1. Mother Universe
2. Matrix of Destiny
3. Womb of Redemption
4. Folk Stories of Virgin Motherhood
CHAPTER III: Transformations of the Hero
1. The Primordial Hero and the Human
2. Childhood of the Human Hero
3. The Hero as Warrior
4. The Hero as Lover
5. The Hero as Emperor and as Tyrant
6. The Hero as World Redeemer
7. The Hero as Saint
8. Departure of the Hero
CHAPTER IV: Dissolutions
1. End of the Microcosm
2. End of the Macrocosm
EPILOGUE: Myth and Society
1. The Shapeshifter
2. The Function of Myth Cult, and Meditation
3. The Hero Today
“The Hero with a Thousand Faces” by Joseph Campbell is a timeless and seminal work that delves into the realms of psychology and mythology. Campbell explores the concept of the hero’s journey, a narrative pattern that transcends time and culture, and reveals its profound significance in human storytelling. The book is divided into several sections that systematically break down the hero’s journey and its connection to universal human experiences.

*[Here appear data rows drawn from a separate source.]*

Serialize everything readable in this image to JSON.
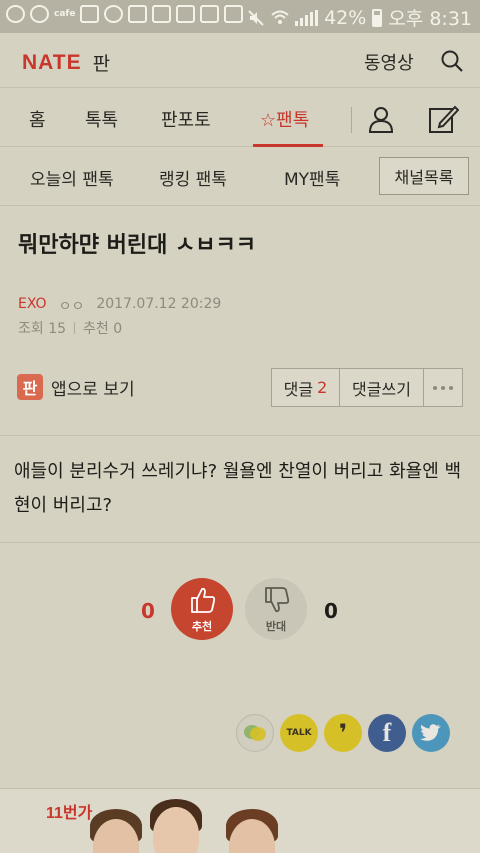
{
  "status_bar": {
    "cafe_label": "cafe",
    "battery": "42%",
    "clock": "오후 8:31"
  },
  "header": {
    "logo_nate": "NATE",
    "logo_pann": "판",
    "video_link": "동영상"
  },
  "main_nav": {
    "items": [
      "홈",
      "톡톡",
      "판포토",
      "팬톡"
    ],
    "active": "팬톡"
  },
  "sub_nav": {
    "items": [
      "오늘의 팬톡",
      "랭킹 팬톡",
      "MY팬톡"
    ],
    "channel_button": "채널목록"
  },
  "post": {
    "title": "뭐만하먄 버린대 ㅅㅂㅋㅋ",
    "board": "EXO",
    "author": "ㅇㅇ",
    "datetime": "2017.07.12 20:29",
    "views": "조회 15",
    "recommend": "추천 0",
    "app_icon_text": "판",
    "app_view": "앱으로 보기",
    "comment_label": "댓글",
    "comment_count": "2",
    "write_comment": "댓글쓰기",
    "body": "애들이 분리수거 쓰레기냐? 월욜엔 찬열이 버리고 화욜엔 백현이 버리고?"
  },
  "vote": {
    "up_count": "0",
    "up_label": "추천",
    "down_label": "반대",
    "down_count": "0"
  },
  "share": {
    "talk_label": "TALK",
    "facebook": "f"
  },
  "ad": {
    "logo": "11번가"
  },
  "colors": {
    "brand_red": "#c9372c",
    "kakao_yellow": "#d6c027",
    "facebook_blue": "#3f5d8f",
    "twitter_blue": "#4c96bb"
  }
}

Campbell begins by introducing the idea of the hero’s journey, which involves a protagonist leaving their ordinary world, facing various trials and challenges, and ultimately returning transformed. He draws from a wide array of mythologies and stories from around the world to illustrate the consistent elements that make up this journey. His exploration takes readers through stages such as the call to adventure, crossing the threshold, facing allies and enemies, and experiencing a profound transformation.

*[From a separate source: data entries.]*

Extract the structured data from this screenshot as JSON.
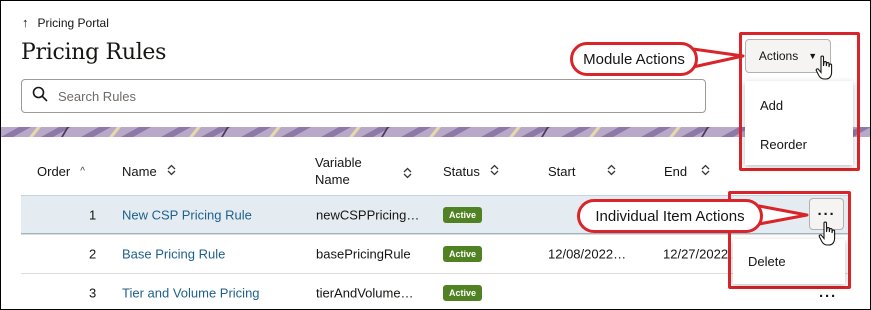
{
  "nav": {
    "back_label": "Pricing Portal"
  },
  "page": {
    "title": "Pricing Rules"
  },
  "search": {
    "placeholder": "Search Rules"
  },
  "columns": {
    "order": "Order",
    "name": "Name",
    "variable_name_line1": "Variable",
    "variable_name_line2": "Name",
    "status": "Status",
    "start": "Start",
    "end": "End"
  },
  "rows": [
    {
      "order": "1",
      "name": "New CSP Pricing Rule",
      "variable_name": "newCSPPricing…",
      "status": "Active",
      "start": "",
      "end": ""
    },
    {
      "order": "2",
      "name": "Base Pricing Rule",
      "variable_name": "basePricingRule",
      "status": "Active",
      "start": "12/08/2022…",
      "end": "12/27/2022…"
    },
    {
      "order": "3",
      "name": "Tier and Volume Pricing",
      "variable_name": "tierAndVolume…",
      "status": "Active",
      "start": "",
      "end": ""
    }
  ],
  "actions_button": {
    "label": "Actions"
  },
  "actions_menu": {
    "items": [
      "Add",
      "Reorder"
    ]
  },
  "item_menu": {
    "items": [
      "Delete"
    ]
  },
  "kebab_label": "···",
  "callouts": {
    "module_actions": "Module Actions",
    "item_actions": "Individual Item Actions"
  },
  "colors": {
    "accent_red": "#d9252a",
    "link_blue": "#1e5f8c",
    "status_green": "#508223",
    "selected_row": "#e4ecf1"
  },
  "icons": {
    "back": "arrow-up-icon",
    "search": "search-icon",
    "sort": "sort-updown-icon",
    "sort_asc": "sort-ascending-icon",
    "caret": "caret-down-icon",
    "pointer": "hand-pointer-icon"
  }
}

The book also delves into the role of myths in human culture, explaining how they serve as a reflection of our collective unconscious and a means to connect us to the transcendent. Campbell emphasizes the importance of understanding these myths as a source of wisdom and inspiration for individuals seeking purpose and fulfillment in their own lives.
“The Hero with a Thousand Faces” is an intellectual tour de force that offers a deep and insightful analysis of the hero’s journey archetype. Joseph Campbell’s erudition and passion for mythology shine through every page, making this book a must-read for anyone interested in storytelling, psychology, and the human experience.
Campbell’s writing is accessible and engaging, despite the profound subject matter. He weaves a tapestry of myths and legends from various cultures, demonstrating the universality of the hero’s journey. By doing so, he not only highlights the similarities among these diverse stories but also underscores the common threads of human experience that bind us all together.
One of the book’s most significant strengths is its ability to help readers see the hero’s journey not just as a narrative structure in stories but as a symbolic representation of our own personal growth and transformation. The book encourages introspection, making readers reflect on their own life journeys and the challenges they face.
In terms of criticism, some readers may find the book’s depth and breadth of material overwhelming, but it’s a testament to the comprehensive nature of Campbell’s research and knowledge. Additionally, while the book was groundbreaking in its time, some aspects of the psychology and anthropology have evolved since its publication.
In conclusion, “The Hero with a Thousand Faces” is a profound exploration of the hero’s journey that will forever change the way you perceive and appreciate stories. It’s a book that not only deepens our understanding of mythology and psychology but also provides valuable insights for navigating the complexities of our own lives.